Economic conditions in Arkansas and the surrounding six-state region continued to improve from May through early July, the Federal Reserve reported Wednesday.
The federal bank also said that the national economy showed "moderate to robust growth" over the same period.
"There are parts of the country that are growing a lot faster" than Arkansas, Charles Gascon, the Fed economist who follows the region, said Wednesday. He added, however, that economic activity in Arkansas is considered above average. "Things continue to improve at a strong rate across the region," Gascon said.
Arkansas' economy has shown modest improvement since the Fed's last economic report -- called the Beige Book -- in early June. Arkansas could see a boost in enrollment at community colleges as workers seek to improve their skills and a commodity trading and distribution company reports record profits as "demand far exceed the number of drivers they have available," the Fed reported.
Arkansas and other parts of the region grew quickly in late 2020 and early this year as business activity picked up faster here than in the nation as a whole, according to Gascon.
"We saw a much stronger uptick in activity and then the rest of the country kind of followed suit in early 2021," he said. "And there's still some of the ongoing momentum of that reopening taking place in many parts of the country."
Nevertheless, economic activity in the state and region continues to improve.
"There's still an acceleration in activity that is relatively robust but the gains aren't as large because we're kind of ahead of schedule in terms of the real big shoot-ups in reopening," Gascon said of the Fed's St. Louis region, which includes Arkansas and parts of Illinois, Indiana, Kentucky, Missouri, Mississippi and Tennessee.
Major metropolitan areas in the region include Little Rock, Northwest Arkansas, Louisville, Ky., Memphis and St. Louis.

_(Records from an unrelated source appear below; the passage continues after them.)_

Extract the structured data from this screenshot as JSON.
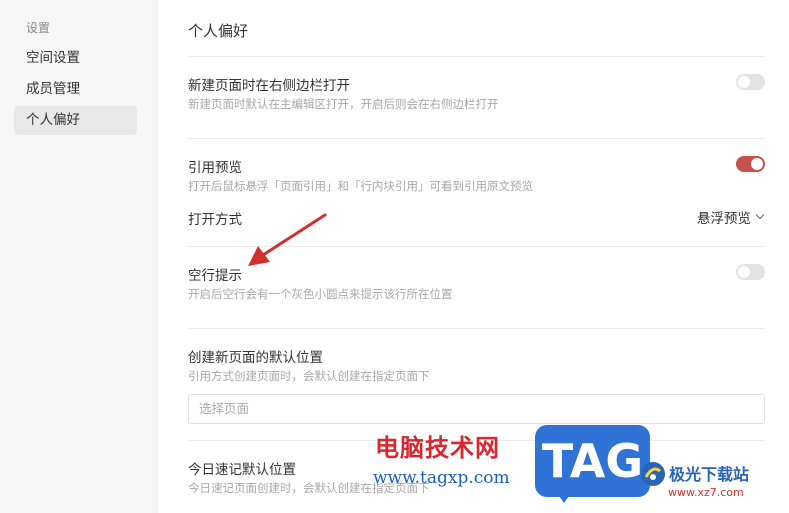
{
  "sidebar": {
    "title": "设置",
    "items": [
      {
        "label": "空间设置",
        "active": false
      },
      {
        "label": "成员管理",
        "active": false
      },
      {
        "label": "个人偏好",
        "active": true
      }
    ]
  },
  "main": {
    "title": "个人偏好",
    "settings": [
      {
        "title": "新建页面时在右侧边栏打开",
        "description": "新建页面时默认在主编辑区打开，开启后则会在右侧边栏打开",
        "enabled": false
      },
      {
        "title": "引用预览",
        "description": "打开后鼠标悬浮「页面引用」和「行内块引用」可看到引用原文预览",
        "enabled": true
      },
      {
        "title": "空行提示",
        "description": "开启后空行会有一个灰色小圆点来提示该行所在位置",
        "enabled": false
      },
      {
        "title": "创建新页面的默认位置",
        "description": "引用方式创建页面时，会默认创建在指定页面下"
      },
      {
        "title": "今日速记默认位置",
        "description": "今日速记页面创建时，会默认创建在指定页面下"
      }
    ],
    "open_mode": {
      "label": "打开方式",
      "value": "悬浮预览"
    },
    "page_select": {
      "placeholder": "选择页面"
    }
  },
  "watermark": {
    "site_name": "电脑技术网",
    "site_url": "www.tagxp.com",
    "badge": "TAG",
    "site2_name": "极光下载站",
    "site2_url": "www.xz7.com"
  },
  "colors": {
    "toggle_on": "#c8504a",
    "toggle_off": "#e3e3e3",
    "annotation_arrow": "#d0312d",
    "badge_blue": "#2f73d6"
  }
}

On the national level, the transportation, travel and tourism, manufacturing and nonfinancial services sectors all reported above-average growth, according to the Beige Book. Supply-side disruptions were widespread through early July and have led to shortages of materials and labor, delivery delays and low inventories of consumer goods.
"Supply-chain-related cost pressures and product shortages remain high, and manufacturers in the area expect these difficulties to continue for several months," the Fed reported.
Manufacturing, however, is still growing and reports from Arkansas and Missouri indicate "upticks in new orders and production, although the rate of growth has slightly declined."
At the same time, businesses said "they are still struggling to find and retain employees," the report said.
Arkansas economic development officials and business operators have reported difficulty filling thousands of open jobs as unemployed Arkansans dropped out of the labor pool and stopped looking for work. To nudge workers back into the job market, the state in late June eliminated the $300 weekly supplemental unemployment benefit that the federal government was paying.
"There are significant [hiring] challenges across the spectrum in reopening," Gascon said, adding that "there are widespread reports of difficulty in hiring," especially in entry-level and low-wage occupations.
Consumer spending is robust but is being hampered slightly by availability of goods. "There is some concern that the demand is there and sales could be stronger but low inventories are hampering some sales," he said. "But overall, the trends are still very positive."
Pricing and inflation vary by sector and Gascon noted that some industries, especially smaller businesses, are choosing to reduce profits instead of raising prices.
The Beige Book report outlines economic conditions in key areas such as employment and wages, prices, consumer spending, manufacturing, nonfinancial services, real estate and construction, banking and finance, agriculture and natural resources.